Task statement: Reproduce the data that follows character for character, but omit its pictures.

Source material:
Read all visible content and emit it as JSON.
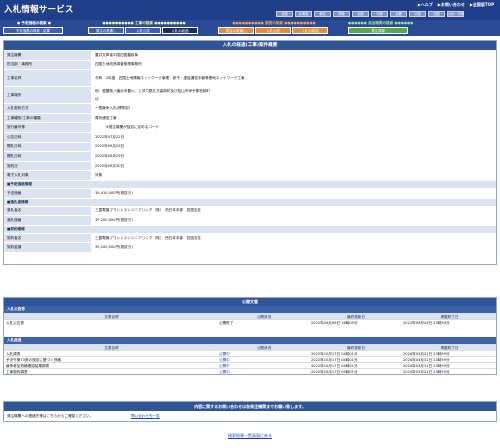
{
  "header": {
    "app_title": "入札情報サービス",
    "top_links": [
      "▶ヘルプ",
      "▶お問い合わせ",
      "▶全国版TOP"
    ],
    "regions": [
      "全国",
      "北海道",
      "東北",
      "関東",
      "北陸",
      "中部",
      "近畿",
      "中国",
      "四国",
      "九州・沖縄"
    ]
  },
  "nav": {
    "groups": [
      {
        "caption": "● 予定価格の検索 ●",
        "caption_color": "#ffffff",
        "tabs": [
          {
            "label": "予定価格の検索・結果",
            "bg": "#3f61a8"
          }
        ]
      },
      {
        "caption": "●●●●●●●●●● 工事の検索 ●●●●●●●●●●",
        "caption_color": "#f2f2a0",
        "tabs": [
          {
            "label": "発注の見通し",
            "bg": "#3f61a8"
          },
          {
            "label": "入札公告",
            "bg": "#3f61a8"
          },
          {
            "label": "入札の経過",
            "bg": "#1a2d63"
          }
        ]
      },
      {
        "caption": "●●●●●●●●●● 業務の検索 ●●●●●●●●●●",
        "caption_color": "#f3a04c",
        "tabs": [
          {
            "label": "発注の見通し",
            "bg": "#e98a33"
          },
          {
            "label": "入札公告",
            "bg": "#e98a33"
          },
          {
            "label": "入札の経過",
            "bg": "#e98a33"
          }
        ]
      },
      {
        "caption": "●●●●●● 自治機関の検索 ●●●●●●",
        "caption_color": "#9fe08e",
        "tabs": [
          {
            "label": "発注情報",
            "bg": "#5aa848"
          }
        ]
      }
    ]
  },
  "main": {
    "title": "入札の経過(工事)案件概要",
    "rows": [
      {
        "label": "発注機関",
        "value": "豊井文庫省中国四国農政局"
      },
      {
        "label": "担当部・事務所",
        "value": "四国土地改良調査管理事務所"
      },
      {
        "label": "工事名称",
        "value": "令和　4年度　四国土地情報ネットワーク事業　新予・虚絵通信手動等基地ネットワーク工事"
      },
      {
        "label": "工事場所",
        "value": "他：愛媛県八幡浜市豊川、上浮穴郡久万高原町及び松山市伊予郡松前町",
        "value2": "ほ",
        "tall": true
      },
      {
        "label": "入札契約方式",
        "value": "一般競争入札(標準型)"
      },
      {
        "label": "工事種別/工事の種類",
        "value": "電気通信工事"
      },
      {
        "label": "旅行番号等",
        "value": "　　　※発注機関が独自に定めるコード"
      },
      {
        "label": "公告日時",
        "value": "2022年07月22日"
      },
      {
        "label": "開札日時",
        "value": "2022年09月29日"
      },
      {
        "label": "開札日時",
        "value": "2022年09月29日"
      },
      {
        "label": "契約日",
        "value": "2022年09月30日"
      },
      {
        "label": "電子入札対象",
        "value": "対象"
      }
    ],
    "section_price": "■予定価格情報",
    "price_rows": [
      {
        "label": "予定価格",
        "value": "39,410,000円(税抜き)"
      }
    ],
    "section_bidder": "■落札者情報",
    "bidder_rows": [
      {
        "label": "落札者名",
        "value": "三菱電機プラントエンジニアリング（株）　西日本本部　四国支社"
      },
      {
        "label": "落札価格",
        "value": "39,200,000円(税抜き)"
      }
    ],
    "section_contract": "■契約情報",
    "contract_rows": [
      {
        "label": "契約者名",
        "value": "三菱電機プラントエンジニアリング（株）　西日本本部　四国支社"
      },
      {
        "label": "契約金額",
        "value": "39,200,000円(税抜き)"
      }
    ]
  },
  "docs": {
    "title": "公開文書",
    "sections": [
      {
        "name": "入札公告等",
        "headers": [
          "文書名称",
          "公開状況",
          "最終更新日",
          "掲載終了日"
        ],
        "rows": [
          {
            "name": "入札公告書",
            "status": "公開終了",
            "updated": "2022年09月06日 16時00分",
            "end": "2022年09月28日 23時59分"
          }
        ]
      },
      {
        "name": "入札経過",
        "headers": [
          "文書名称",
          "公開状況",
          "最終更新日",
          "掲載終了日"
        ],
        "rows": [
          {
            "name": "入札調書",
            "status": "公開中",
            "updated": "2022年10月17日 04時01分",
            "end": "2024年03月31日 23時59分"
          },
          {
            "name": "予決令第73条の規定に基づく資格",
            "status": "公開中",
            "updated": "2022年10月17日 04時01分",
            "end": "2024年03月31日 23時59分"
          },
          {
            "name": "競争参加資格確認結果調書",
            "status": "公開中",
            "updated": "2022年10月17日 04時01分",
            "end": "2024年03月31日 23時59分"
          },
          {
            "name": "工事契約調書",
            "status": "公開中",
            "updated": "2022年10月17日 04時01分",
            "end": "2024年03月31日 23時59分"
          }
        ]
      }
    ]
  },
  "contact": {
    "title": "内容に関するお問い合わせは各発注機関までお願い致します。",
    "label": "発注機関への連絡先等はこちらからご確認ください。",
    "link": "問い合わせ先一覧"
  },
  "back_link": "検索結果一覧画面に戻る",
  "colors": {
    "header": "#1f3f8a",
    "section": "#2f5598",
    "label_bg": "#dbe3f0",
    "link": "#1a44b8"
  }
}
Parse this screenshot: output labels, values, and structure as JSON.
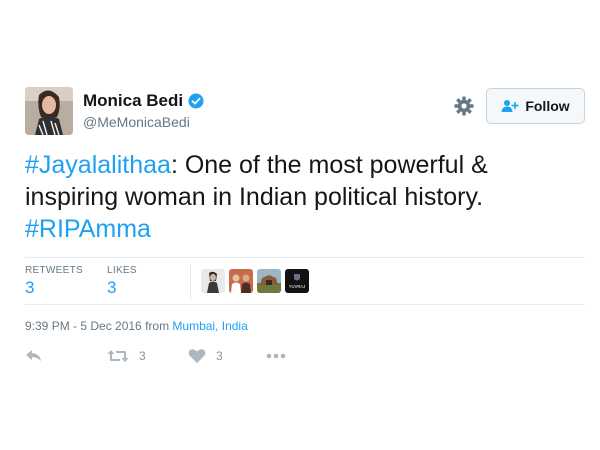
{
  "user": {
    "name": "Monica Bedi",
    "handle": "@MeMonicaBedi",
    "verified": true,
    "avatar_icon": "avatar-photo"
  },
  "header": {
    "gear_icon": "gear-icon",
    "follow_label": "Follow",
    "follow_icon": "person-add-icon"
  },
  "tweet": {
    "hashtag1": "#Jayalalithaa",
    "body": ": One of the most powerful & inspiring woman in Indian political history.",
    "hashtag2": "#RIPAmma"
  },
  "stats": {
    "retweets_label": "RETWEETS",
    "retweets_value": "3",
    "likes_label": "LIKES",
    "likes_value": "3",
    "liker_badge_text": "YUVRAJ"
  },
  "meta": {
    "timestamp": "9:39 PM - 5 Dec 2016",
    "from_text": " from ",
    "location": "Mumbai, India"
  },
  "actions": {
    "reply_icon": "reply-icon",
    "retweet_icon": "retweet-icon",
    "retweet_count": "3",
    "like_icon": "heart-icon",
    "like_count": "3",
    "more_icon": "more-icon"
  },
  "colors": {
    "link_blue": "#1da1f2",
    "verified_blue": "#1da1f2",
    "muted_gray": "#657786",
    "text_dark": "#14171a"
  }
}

Solved exercise:
Read all visible content and emit it as JSON.
{
  "header": {
    "app_title": "入札情報サービス",
    "top_links": [
      "▶ヘルプ",
      "▶お問い合わせ",
      "▶全国版TOP"
    ],
    "regions": [
      "全国",
      "北海道",
      "東北",
      "関東",
      "北陸",
      "中部",
      "近畿",
      "中国",
      "四国",
      "九州・沖縄"
    ]
  },
  "nav": {
    "groups": [
      {
        "caption": "● 予定価格の検索 ●",
        "caption_color": "#ffffff",
        "tabs": [
          {
            "label": "予定価格の検索・結果",
            "bg": "#3f61a8"
          }
        ]
      },
      {
        "caption": "●●●●●●●●●● 工事の検索 ●●●●●●●●●●",
        "caption_color": "#f2f2a0",
        "tabs": [
          {
            "label": "発注の見通し",
            "bg": "#3f61a8"
          },
          {
            "label": "入札公告",
            "bg": "#3f61a8"
          },
          {
            "label": "入札の経過",
            "bg": "#1a2d63"
          }
        ]
      },
      {
        "caption": "●●●●●●●●●● 業務の検索 ●●●●●●●●●●",
        "caption_color": "#f3a04c",
        "tabs": [
          {
            "label": "発注の見通し",
            "bg": "#e98a33"
          },
          {
            "label": "入札公告",
            "bg": "#e98a33"
          },
          {
            "label": "入札の経過",
            "bg": "#e98a33"
          }
        ]
      },
      {
        "caption": "●●●●●● 自治機関の検索 ●●●●●●",
        "caption_color": "#9fe08e",
        "tabs": [
          {
            "label": "発注情報",
            "bg": "#5aa848"
          }
        ]
      }
    ]
  },
  "main": {
    "title": "入札の経過(工事)案件概要",
    "rows": [
      {
        "label": "発注機関",
        "value": "豊井文庫省中国四国農政局"
      },
      {
        "label": "担当部・事務所",
        "value": "四国土地改良調査管理事務所"
      },
      {
        "label": "工事名称",
        "value": "令和　4年度　四国土地情報ネットワーク事業　新予・虚絵通信手動等基地ネットワーク工事"
      },
      {
        "label": "工事場所",
        "value": "他：愛媛県八幡浜市豊川、上浮穴郡久万高原町及び松山市伊予郡松前町",
        "value2": "ほ",
        "tall": true
      },
      {
        "label": "入札契約方式",
        "value": "一般競争入札(標準型)"
      },
      {
        "label": "工事種別/工事の種類",
        "value": "電気通信工事"
      },
      {
        "label": "旅行番号等",
        "value": "　　　※発注機関が独自に定めるコード"
      },
      {
        "label": "公告日時",
        "value": "2022年07月22日"
      },
      {
        "label": "開札日時",
        "value": "2022年09月29日"
      },
      {
        "label": "開札日時",
        "value": "2022年09月29日"
      },
      {
        "label": "契約日",
        "value": "2022年09月30日"
      },
      {
        "label": "電子入札対象",
        "value": "対象"
      }
    ],
    "section_price": "■予定価格情報",
    "price_rows": [
      {
        "label": "予定価格",
        "value": "39,410,000円(税抜き)"
      }
    ],
    "section_bidder": "■落札者情報",
    "bidder_rows": [
      {
        "label": "落札者名",
        "value": "三菱電機プラントエンジニアリング（株）　西日本本部　四国支社"
      },
      {
        "label": "落札価格",
        "value": "39,200,000円(税抜き)"
      }
    ],
    "section_contract": "■契約情報",
    "contract_rows": [
      {
        "label": "契約者名",
        "value": "三菱電機プラントエンジニアリング（株）　西日本本部　四国支社"
      },
      {
        "label": "契約金額",
        "value": "39,200,000円(税抜き)"
      }
    ]
  },
  "docs": {
    "title": "公開文書",
    "sections": [
      {
        "name": "入札公告等",
        "headers": [
          "文書名称",
          "公開状況",
          "最終更新日",
          "掲載終了日"
        ],
        "rows": [
          {
            "name": "入札公告書",
            "status": "公開終了",
            "updated": "2022年09月06日 16時00分",
            "end": "2022年09月28日 23時59分"
          }
        ]
      },
      {
        "name": "入札経過",
        "headers": [
          "文書名称",
          "公開状況",
          "最終更新日",
          "掲載終了日"
        ],
        "rows": [
          {
            "name": "入札調書",
            "status": "公開中",
            "updated": "2022年10月17日 04時01分",
            "end": "2024年03月31日 23時59分"
          },
          {
            "name": "予決令第73条の規定に基づく資格",
            "status": "公開中",
            "updated": "2022年10月17日 04時01分",
            "end": "2024年03月31日 23時59分"
          },
          {
            "name": "競争参加資格確認結果調書",
            "status": "公開中",
            "updated": "2022年10月17日 04時01分",
            "end": "2024年03月31日 23時59分"
          },
          {
            "name": "工事契約調書",
            "status": "公開中",
            "updated": "2022年10月17日 04時01分",
            "end": "2024年03月31日 23時59分"
          }
        ]
      }
    ]
  },
  "contact": {
    "title": "内容に関するお問い合わせは各発注機関までお願い致します。",
    "label": "発注機関への連絡先等はこちらからご確認ください。",
    "link": "問い合わせ先一覧"
  },
  "back_link": "検索結果一覧画面に戻る",
  "colors": {
    "header": "#1f3f8a",
    "section": "#2f5598",
    "label_bg": "#dbe3f0",
    "link": "#1a44b8"
  }
}
Parse this screenshot: output labels, values, and structure as JSON.
{
  "user": {
    "name": "Monica Bedi",
    "handle": "@MeMonicaBedi",
    "verified": true,
    "avatar_icon": "avatar-photo"
  },
  "header": {
    "gear_icon": "gear-icon",
    "follow_label": "Follow",
    "follow_icon": "person-add-icon"
  },
  "tweet": {
    "hashtag1": "#Jayalalithaa",
    "body": ": One of the most powerful & inspiring woman in Indian political history.",
    "hashtag2": "#RIPAmma"
  },
  "stats": {
    "retweets_label": "RETWEETS",
    "retweets_value": "3",
    "likes_label": "LIKES",
    "likes_value": "3",
    "liker_badge_text": "YUVRAJ"
  },
  "meta": {
    "timestamp": "9:39 PM - 5 Dec 2016",
    "from_text": " from ",
    "location": "Mumbai, India"
  },
  "actions": {
    "reply_icon": "reply-icon",
    "retweet_icon": "retweet-icon",
    "retweet_count": "3",
    "like_icon": "heart-icon",
    "like_count": "3",
    "more_icon": "more-icon"
  },
  "colors": {
    "link_blue": "#1da1f2",
    "verified_blue": "#1da1f2",
    "muted_gray": "#657786",
    "text_dark": "#14171a"
  }
}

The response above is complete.